IAAPA is back in town, and it’s here to stay.
The trade association, more formally known as the International Association of Amusement Parks and Attractions, has long been an annual visitor to Orlando, throwing a massive expo at Orange County Convention Center. But as of this summer, IAAPA is a permanent, year-round resident, leaving behind its space-squeezed headquarters in suburban Washington, D.C.
“If it made sense to move, it was very apparent that this was the right place,” said Paul Noland, IAAPA’s president and CEO. The association is entering its 100th year.
Planning for the 2017 Attractions Expo, the first since the change, was “definitely easier,” Noland said. “If we want to look at something, we can run over there and see it. And just the fact that we have more staff members who are Orlando-knowledgeable has a big benefit, too.”
The draw of Orlando was not only because of its attraction-manufacturer-vendor base, Noland said. The number of members visiting Florida during the year also was attractive.
“Our chance for interaction and connection with our members is just going to be exponentially better here than anywhere else we could locate,” he said.
The range of attractions, from mom-and-pop shops to multinational behemoths, helps make a trip to Orlando valuable, said Christian Martin, vice president of marketing for Montreal-based Triotech.
Growth beyond the big guys — the “What are we going to do when I’m not at Disney?” crowd — is huge, Martin said.
“Look at International Drive,” he said. “These are real attractions that will draw people for hours on end. Instead of just food and beverage and souvenirs, there’s a whole attraction industry around the attraction industry.”
The annual show in Orlando is about more than talking to clients, he said.

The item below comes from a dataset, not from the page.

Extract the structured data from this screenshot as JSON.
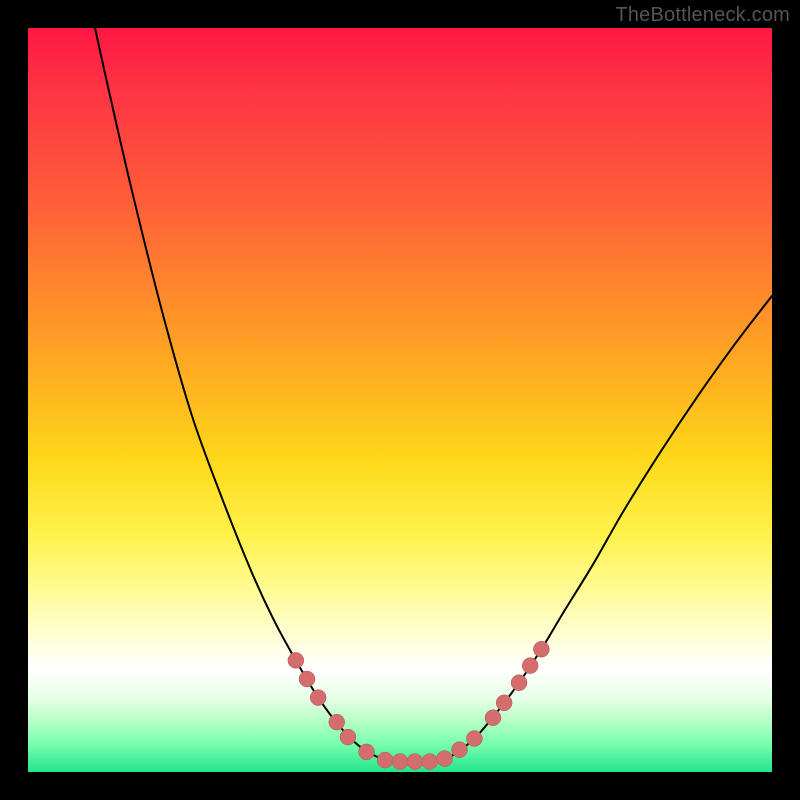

“We want to see people in rides … and how they behave. How they walk. What they look up at. What makes them smile or not. It’s like a market-research center,” Martin said.
IAAPA’s first expo in Orlando was in 2003. More than 36,000 attendees and 1,100 exhibitors are on hand for this year’s event, which isn’t open to the public. Membership comes from 104 countries.
The move was a good idea, said Guy Nelson, CEO of Dynamic Attractions, which has expanded to add a development center in Orlando.
“We know it’s a global industry, but the global industry comes here … at least once a year,” Nelson said.
“Being here in the pulse of it all … knowing what exists, what do we have to beat, what do we have to do better? It’s good,” Nelson said.
The new IAAPA headquarters is temporarily housed in an office complex in south Orlando. It has purchased 6 acres on nearby Shingle Creek, where it will build its new home base about 10 minutes away from the convention center, Noland said. Meeting space for IAAPA members is being incorporated.
There will be a groundbreaking in the spring, with the intention of moving during summer 2019.
IAAPA’s officers held a virtual groundbreaking onstage, complete with hard hats, during the kick-off of this year’s expo.
“The next 100 years begin right here, right now,” Noland said.